__Work order__
Could you output the listing that follows exactly, without its images?
━━━━━━━━━━
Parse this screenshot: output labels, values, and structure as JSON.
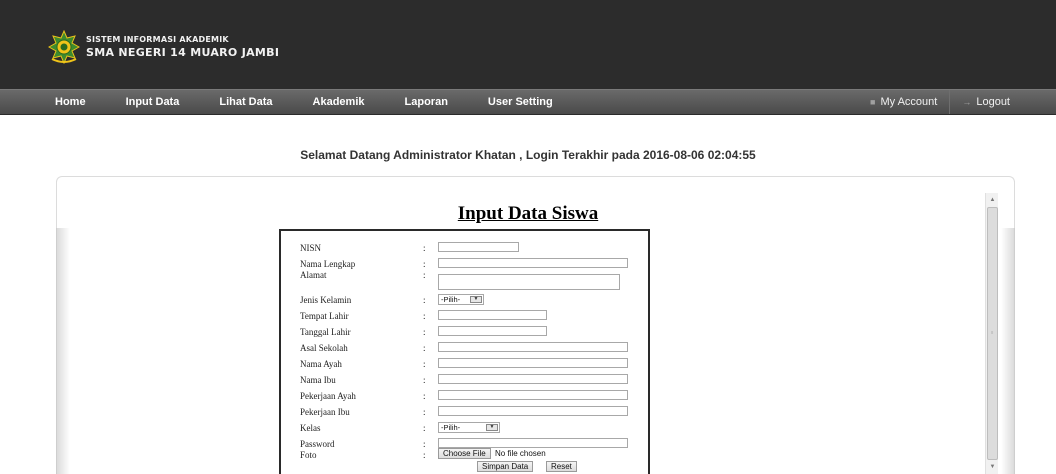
{
  "header": {
    "logo_line1": "SISTEM INFORMASI AKADEMIK",
    "logo_line2": "SMA NEGERI 14 MUARO JAMBI",
    "emblem_icon": "school-emblem-icon",
    "background": "#2c2c2c"
  },
  "nav": {
    "items": [
      {
        "label": "Home"
      },
      {
        "label": "Input Data"
      },
      {
        "label": "Lihat Data"
      },
      {
        "label": "Akademik"
      },
      {
        "label": "Laporan"
      },
      {
        "label": "User Setting"
      }
    ],
    "my_account": "My Account",
    "my_account_icon": "user-icon",
    "logout": "Logout",
    "logout_icon": "arrow-right-icon"
  },
  "greeting": "Selamat Datang Administrator Khatan , Login Terakhir pada 2016-08-06 02:04:55",
  "form": {
    "title": "Input Data Siswa",
    "colon": ":",
    "fields": {
      "nisn": "NISN",
      "nama_lengkap": "Nama Lengkap",
      "alamat": "Alamat",
      "jenis_kelamin": "Jenis Kelamin",
      "tempat_lahir": "Tempat Lahir",
      "tanggal_lahir": "Tanggal Lahir",
      "asal_sekolah": "Asal Sekolah",
      "nama_ayah": "Nama Ayah",
      "nama_ibu": "Nama Ibu",
      "pekerjaan_ayah": "Pekerjaan Ayah",
      "pekerjaan_ibu": "Pekerjaan Ibu",
      "kelas": "Kelas",
      "password": "Password",
      "foto": "Foto"
    },
    "jenis_kelamin_selected": "-Pilih-",
    "kelas_selected": "-Pilih-",
    "choose_file": "Choose File",
    "no_file": "No file chosen",
    "submit": "Simpan Data",
    "reset": "Reset"
  }
}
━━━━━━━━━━
__Reply__
Parse this screenshot: output labels, values, and structure as JSON.
{
  "header": {
    "logo_line1": "SISTEM INFORMASI AKADEMIK",
    "logo_line2": "SMA NEGERI 14 MUARO JAMBI",
    "emblem_icon": "school-emblem-icon",
    "background": "#2c2c2c"
  },
  "nav": {
    "items": [
      {
        "label": "Home"
      },
      {
        "label": "Input Data"
      },
      {
        "label": "Lihat Data"
      },
      {
        "label": "Akademik"
      },
      {
        "label": "Laporan"
      },
      {
        "label": "User Setting"
      }
    ],
    "my_account": "My Account",
    "my_account_icon": "user-icon",
    "logout": "Logout",
    "logout_icon": "arrow-right-icon"
  },
  "greeting": "Selamat Datang Administrator Khatan , Login Terakhir pada 2016-08-06 02:04:55",
  "form": {
    "title": "Input Data Siswa",
    "colon": ":",
    "fields": {
      "nisn": "NISN",
      "nama_lengkap": "Nama Lengkap",
      "alamat": "Alamat",
      "jenis_kelamin": "Jenis Kelamin",
      "tempat_lahir": "Tempat Lahir",
      "tanggal_lahir": "Tanggal Lahir",
      "asal_sekolah": "Asal Sekolah",
      "nama_ayah": "Nama Ayah",
      "nama_ibu": "Nama Ibu",
      "pekerjaan_ayah": "Pekerjaan Ayah",
      "pekerjaan_ibu": "Pekerjaan Ibu",
      "kelas": "Kelas",
      "password": "Password",
      "foto": "Foto"
    },
    "jenis_kelamin_selected": "-Pilih-",
    "kelas_selected": "-Pilih-",
    "choose_file": "Choose File",
    "no_file": "No file chosen",
    "submit": "Simpan Data",
    "reset": "Reset"
  }
}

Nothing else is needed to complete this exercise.